One of the most overlooked value boosters in any business is having a strong management team in place. The reasoning behind this is that when the owner of a business is heavily involved in all faucets of the company including client relationships, sales, or operations, it can be extremely difficult for a new owner to seamlessly transition into the business. Buyers often view this situation as high-risk due to the potential outcomes of the owner leaving the company. For example: if the owner manages most of the large accounts, it could be risky for a new buyer to take over since the customers mainly work with the owner. If you see this problem within your own general contracting business, don’t worry – we see this a lot and it can be fixed. The solution to this issue is building your management team. Once you have identified your management team, begin transitioning your responsibilities to them so that when the new owner comes on board, there will be virtually no responsibilities to transfer.
The beauty of owning a general contracting firm is that it’s easy to build a base of repeat clients. You may have helped a client rebuild a deck and they were so satisfied with your work that they remember you when they need new lighting installed. Doing good work will generate future work for your business and build a “word of mouth” marketing campaign. Unfortunately, most people have had a negative experience with a general contractor and before choosing someone they have never worked with, they may ask friends or neighbors for a recommendation. Once you have established a few repeat clients, you can market your various service offerings to them and offer specials to generate new jobs.
It’s a well-known fact that our society places a higher value on environmentally friendly products and services, but here’s something you may not know. Millennials are the next generation of home-buyers and this demographic is currently the largest group in the United States, and part of their culture is taking care of the planet. That being said, it would serve your business well to offer eco-friendly options to your clients. Sometimes greener options cost more money but the younger generations are willing to pay it for the sake of the planet. Offering green supplies also gives you a great new marketing point and will help build your reputation as an ethical business.

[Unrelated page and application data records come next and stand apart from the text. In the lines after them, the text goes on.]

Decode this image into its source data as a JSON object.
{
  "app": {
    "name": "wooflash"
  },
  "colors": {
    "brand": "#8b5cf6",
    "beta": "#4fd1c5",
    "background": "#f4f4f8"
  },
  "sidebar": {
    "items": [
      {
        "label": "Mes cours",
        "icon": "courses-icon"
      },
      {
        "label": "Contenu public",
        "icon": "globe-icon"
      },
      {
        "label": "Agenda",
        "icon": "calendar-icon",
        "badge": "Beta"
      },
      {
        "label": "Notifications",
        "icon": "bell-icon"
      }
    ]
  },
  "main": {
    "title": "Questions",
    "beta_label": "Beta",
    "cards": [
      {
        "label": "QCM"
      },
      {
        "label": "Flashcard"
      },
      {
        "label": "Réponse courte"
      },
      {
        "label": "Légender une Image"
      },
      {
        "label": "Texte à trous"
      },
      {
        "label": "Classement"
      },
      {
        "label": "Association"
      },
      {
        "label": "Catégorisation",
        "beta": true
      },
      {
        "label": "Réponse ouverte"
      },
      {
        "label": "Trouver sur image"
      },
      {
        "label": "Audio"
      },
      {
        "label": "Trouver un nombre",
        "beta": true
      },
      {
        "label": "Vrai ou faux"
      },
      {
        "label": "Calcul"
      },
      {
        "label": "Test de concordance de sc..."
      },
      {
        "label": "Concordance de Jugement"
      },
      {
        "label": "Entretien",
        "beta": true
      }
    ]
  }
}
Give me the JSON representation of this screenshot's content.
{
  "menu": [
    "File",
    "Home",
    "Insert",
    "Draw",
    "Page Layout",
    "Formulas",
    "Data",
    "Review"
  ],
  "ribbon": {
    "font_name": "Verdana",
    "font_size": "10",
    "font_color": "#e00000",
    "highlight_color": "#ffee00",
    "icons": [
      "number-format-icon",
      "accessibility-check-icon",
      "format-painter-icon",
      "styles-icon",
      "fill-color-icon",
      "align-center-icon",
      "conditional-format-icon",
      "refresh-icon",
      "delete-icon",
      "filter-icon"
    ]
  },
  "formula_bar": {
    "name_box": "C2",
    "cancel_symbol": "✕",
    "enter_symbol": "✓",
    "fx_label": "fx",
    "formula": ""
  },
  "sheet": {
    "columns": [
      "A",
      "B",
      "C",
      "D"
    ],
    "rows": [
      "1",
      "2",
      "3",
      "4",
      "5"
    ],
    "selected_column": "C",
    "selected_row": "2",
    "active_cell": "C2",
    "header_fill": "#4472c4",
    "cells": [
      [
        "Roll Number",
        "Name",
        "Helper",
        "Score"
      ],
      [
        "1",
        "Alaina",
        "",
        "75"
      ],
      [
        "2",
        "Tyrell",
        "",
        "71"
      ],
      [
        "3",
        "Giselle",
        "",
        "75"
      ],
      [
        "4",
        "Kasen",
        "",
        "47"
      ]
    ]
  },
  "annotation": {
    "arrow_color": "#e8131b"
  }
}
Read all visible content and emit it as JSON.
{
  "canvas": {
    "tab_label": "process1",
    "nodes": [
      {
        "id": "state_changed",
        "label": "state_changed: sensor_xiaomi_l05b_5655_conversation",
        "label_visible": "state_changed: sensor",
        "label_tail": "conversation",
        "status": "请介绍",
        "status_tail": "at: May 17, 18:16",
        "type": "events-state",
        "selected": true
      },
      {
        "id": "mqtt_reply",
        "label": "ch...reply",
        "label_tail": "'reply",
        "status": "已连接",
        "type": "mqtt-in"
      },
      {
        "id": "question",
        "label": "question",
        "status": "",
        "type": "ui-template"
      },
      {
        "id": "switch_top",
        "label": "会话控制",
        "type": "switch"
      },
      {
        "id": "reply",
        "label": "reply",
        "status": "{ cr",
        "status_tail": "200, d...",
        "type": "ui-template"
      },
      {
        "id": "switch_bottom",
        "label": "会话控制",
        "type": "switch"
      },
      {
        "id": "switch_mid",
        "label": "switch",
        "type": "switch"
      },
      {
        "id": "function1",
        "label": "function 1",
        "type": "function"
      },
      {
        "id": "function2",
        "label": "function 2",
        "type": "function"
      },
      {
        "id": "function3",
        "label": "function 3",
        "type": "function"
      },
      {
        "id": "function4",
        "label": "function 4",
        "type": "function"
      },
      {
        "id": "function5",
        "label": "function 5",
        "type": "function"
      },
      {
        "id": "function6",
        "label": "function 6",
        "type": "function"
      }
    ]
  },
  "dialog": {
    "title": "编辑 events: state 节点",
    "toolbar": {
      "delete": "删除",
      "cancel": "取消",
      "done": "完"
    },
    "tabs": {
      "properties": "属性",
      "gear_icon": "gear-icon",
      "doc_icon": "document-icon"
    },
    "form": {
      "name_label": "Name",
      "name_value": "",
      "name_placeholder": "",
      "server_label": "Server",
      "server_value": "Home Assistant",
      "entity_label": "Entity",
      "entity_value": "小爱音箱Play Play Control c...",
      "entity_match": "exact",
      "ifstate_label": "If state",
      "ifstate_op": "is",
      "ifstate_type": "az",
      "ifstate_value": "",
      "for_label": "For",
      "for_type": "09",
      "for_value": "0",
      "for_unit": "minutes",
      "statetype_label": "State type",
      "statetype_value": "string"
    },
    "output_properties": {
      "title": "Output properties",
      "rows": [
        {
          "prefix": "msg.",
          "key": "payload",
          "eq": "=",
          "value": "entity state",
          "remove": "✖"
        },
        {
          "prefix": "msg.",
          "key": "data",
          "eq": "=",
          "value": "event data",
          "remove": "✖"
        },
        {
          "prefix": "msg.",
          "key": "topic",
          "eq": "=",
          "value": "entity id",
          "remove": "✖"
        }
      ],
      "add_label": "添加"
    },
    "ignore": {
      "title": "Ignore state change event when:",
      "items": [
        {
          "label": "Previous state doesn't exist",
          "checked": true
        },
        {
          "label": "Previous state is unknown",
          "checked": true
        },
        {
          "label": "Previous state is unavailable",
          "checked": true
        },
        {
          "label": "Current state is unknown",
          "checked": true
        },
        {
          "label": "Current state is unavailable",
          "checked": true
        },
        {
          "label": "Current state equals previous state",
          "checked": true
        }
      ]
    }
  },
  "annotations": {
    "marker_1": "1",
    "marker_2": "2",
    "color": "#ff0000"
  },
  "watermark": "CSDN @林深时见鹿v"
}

As the owner of a general contracting firm, you understand the importance of staying up to date with what’s going on in your industry. The construction industry in the United States is massive and constantly adapting to new technology, demand and trends within a domestic and global market. The industry is also heavily reliant on several other sectors, many of which dictate the financial state of the industry and the small businesses within in. Because of these facts, construction business owners are always looking to the future and when the unforeseeable strikes, it’s essential that you have a plan in place for your business.